| THE TASK |
Please count how many lines of the data include the word "backend". Give only that number in reply.

| ENTRIES SUPPLIED |
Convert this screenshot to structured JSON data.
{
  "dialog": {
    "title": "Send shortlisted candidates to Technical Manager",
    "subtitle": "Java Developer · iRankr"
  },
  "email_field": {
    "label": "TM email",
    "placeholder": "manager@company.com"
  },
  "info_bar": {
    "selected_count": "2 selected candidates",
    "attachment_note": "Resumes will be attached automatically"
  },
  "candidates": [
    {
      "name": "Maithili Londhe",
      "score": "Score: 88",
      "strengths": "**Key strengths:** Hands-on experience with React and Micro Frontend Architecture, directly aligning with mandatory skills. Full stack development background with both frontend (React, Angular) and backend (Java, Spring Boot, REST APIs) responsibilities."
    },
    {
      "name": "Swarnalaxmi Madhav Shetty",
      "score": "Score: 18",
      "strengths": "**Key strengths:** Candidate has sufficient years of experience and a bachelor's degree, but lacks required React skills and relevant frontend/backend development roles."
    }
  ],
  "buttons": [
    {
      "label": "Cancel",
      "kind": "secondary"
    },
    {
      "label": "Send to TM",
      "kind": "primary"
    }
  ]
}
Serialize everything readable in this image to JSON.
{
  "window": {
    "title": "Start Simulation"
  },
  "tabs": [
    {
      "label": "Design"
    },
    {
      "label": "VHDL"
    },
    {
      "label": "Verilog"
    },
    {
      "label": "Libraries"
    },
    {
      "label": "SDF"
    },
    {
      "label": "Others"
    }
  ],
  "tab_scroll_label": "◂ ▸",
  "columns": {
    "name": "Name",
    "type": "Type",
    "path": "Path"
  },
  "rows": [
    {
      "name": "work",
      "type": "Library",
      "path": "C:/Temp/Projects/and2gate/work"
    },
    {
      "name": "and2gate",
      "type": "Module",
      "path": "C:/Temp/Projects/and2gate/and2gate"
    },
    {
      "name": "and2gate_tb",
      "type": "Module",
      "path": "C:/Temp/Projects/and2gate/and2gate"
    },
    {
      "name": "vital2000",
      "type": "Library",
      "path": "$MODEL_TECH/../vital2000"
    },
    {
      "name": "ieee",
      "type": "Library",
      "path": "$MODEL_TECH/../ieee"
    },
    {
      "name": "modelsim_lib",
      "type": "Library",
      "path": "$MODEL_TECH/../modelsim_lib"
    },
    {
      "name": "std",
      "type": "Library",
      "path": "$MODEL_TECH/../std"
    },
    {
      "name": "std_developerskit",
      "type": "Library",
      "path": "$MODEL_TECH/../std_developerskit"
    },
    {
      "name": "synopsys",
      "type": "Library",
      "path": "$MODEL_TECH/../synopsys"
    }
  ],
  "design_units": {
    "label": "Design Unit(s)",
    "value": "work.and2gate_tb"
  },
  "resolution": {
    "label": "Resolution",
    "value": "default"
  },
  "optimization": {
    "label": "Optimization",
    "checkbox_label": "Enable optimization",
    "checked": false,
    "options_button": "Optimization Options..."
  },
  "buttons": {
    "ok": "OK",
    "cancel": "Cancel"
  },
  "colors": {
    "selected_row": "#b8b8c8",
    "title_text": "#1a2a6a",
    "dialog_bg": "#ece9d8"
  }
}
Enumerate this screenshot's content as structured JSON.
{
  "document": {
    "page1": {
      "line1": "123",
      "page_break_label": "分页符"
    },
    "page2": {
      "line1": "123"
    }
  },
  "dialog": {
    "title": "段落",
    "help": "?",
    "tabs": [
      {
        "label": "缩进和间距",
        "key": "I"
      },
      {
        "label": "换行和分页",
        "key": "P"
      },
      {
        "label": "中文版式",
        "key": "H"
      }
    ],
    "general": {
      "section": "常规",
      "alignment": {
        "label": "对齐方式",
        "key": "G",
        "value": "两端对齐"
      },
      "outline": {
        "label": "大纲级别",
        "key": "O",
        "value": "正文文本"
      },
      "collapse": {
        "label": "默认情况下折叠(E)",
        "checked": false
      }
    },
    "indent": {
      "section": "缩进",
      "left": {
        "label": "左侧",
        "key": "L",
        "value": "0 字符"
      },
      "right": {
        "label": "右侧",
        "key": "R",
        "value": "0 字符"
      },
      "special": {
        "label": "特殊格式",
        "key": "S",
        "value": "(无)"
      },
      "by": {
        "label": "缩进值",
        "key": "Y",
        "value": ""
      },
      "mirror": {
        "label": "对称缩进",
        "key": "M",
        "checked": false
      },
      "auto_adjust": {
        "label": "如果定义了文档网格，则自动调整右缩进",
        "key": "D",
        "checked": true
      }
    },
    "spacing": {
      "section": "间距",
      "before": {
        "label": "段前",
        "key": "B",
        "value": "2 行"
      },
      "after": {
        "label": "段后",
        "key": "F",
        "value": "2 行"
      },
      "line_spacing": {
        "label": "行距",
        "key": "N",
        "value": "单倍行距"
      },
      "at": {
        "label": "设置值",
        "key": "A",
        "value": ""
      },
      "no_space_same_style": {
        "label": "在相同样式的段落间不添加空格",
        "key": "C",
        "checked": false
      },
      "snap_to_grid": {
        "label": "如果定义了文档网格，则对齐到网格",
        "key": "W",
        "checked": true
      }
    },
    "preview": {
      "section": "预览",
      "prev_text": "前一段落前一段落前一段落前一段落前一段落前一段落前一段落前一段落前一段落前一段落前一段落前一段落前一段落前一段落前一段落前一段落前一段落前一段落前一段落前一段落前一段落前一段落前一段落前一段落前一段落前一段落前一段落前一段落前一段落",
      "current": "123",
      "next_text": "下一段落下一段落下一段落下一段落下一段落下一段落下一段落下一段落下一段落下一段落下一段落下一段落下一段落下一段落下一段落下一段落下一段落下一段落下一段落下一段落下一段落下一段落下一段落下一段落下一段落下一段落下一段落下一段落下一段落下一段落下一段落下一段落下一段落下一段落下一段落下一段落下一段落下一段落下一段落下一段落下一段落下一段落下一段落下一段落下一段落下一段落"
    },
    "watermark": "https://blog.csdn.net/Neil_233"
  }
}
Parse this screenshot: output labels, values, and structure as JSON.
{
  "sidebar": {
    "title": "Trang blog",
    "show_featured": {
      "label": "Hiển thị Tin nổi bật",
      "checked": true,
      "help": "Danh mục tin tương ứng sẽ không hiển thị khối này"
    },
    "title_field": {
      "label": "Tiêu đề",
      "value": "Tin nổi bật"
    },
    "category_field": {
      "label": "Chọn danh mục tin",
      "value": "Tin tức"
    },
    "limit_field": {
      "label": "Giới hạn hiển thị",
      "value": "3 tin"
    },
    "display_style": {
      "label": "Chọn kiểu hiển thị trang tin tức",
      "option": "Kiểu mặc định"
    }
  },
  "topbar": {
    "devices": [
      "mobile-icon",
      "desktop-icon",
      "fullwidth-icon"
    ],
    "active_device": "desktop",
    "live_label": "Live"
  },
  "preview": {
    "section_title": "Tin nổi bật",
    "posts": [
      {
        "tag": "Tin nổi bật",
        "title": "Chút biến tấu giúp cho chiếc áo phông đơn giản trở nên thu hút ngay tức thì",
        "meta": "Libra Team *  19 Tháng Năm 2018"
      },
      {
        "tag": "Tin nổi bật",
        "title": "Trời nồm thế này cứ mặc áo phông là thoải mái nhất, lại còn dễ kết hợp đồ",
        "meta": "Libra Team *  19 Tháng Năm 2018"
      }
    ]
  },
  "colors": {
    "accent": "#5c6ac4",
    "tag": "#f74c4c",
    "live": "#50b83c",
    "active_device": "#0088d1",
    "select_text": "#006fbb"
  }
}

| EXERCISE ANSWER |
2